Currently, in 2023, research continues to advance. Most notably, a group of neuroscientists, led by researchers at the University of Pittsburgh School of Medicine, were able to develop a test that would detect a marker of Alzheimer’s just by using a blood sample– this also meets all requirements specified by the National Institute on Aging and the Alzheimer’s Association. The most accurate way to check for Alzheimer’s in the present day involves neuroimaging through MRI and PET scanners. According to the University of Pittsburgh Medicine, these tests are extremely expensive and require large amounts of time to schedule. Additionally, they are not very accessible in second or third-world countries, and even certain places in the United States lack access to these high-end machines.

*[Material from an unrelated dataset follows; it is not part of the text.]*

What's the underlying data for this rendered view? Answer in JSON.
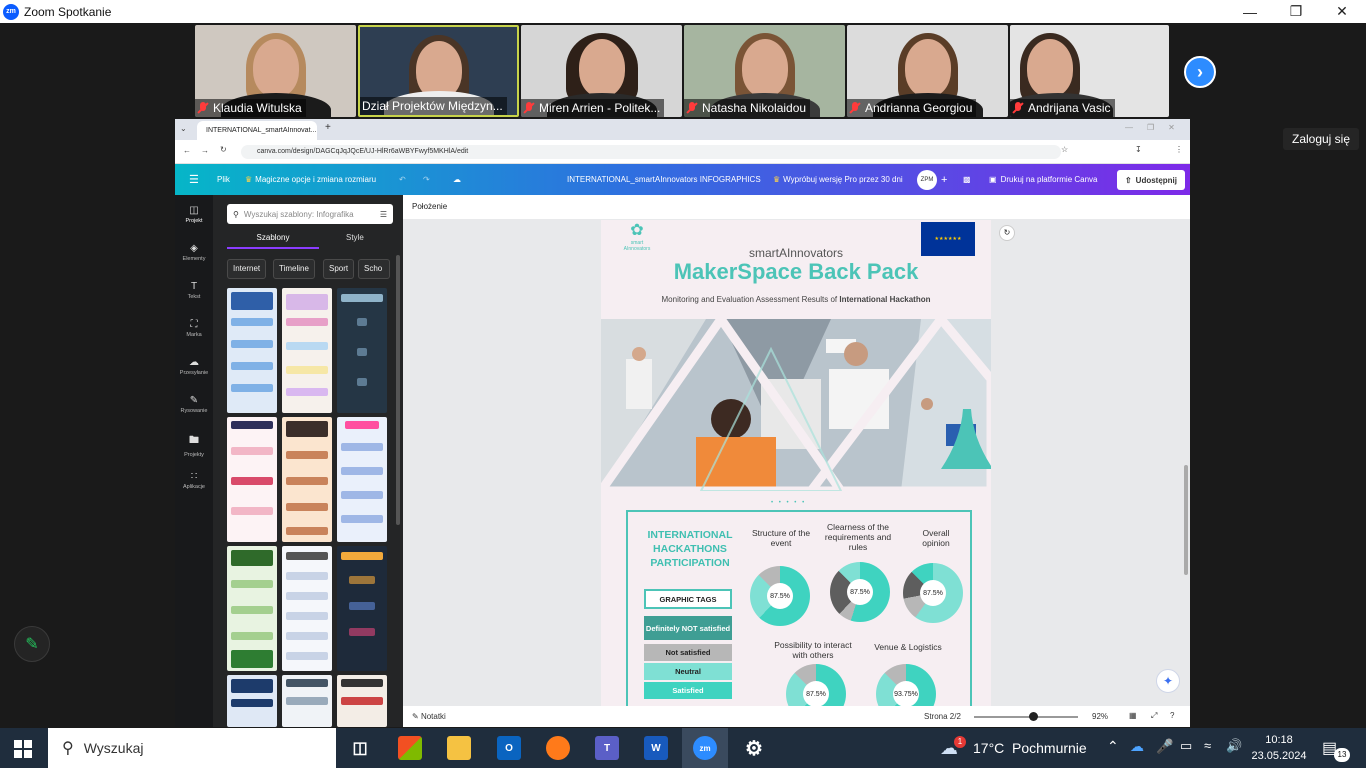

Testing for Alzheimer’s using blood tests has definitely been experimented with before, but they haven’t been able to detect all three requirements specified by the National Institute– including the presence of amyloid plaques, tau tangles, and neurodegeneration of the brain. The most recent hurdle has been detecting signs of neurodegeneration that are particularly impacting the brain rather than other parts of the body (which can provide incorrect information). An example of this would be that blood levels of neurofilament light, a sign of nerve cell damage, are frequently elevated with the onset of Parkinson’s and other neurological diseases, but also Alzheimer’s as well. 

Thomas Karikari, a researcher at the University of Sweden, and his team were able to design a special antibody that would bind exclusively to BD-tau, rather than other tau proteins from outside of the brain. The team hopes that this could improve clinical trial design, while also making the blood tests more specific to Alzheimer’s and more reliable. 

Karikari and his team are planning to conduct further clinical trials on the validity of the blood test, and hope that the biomarker results are applicable to people of all backgrounds. If the testing is successful, this method has the potential to become available for widespread prognostic use– revolutionizing Alzheimer’s diagnosis as it is known now.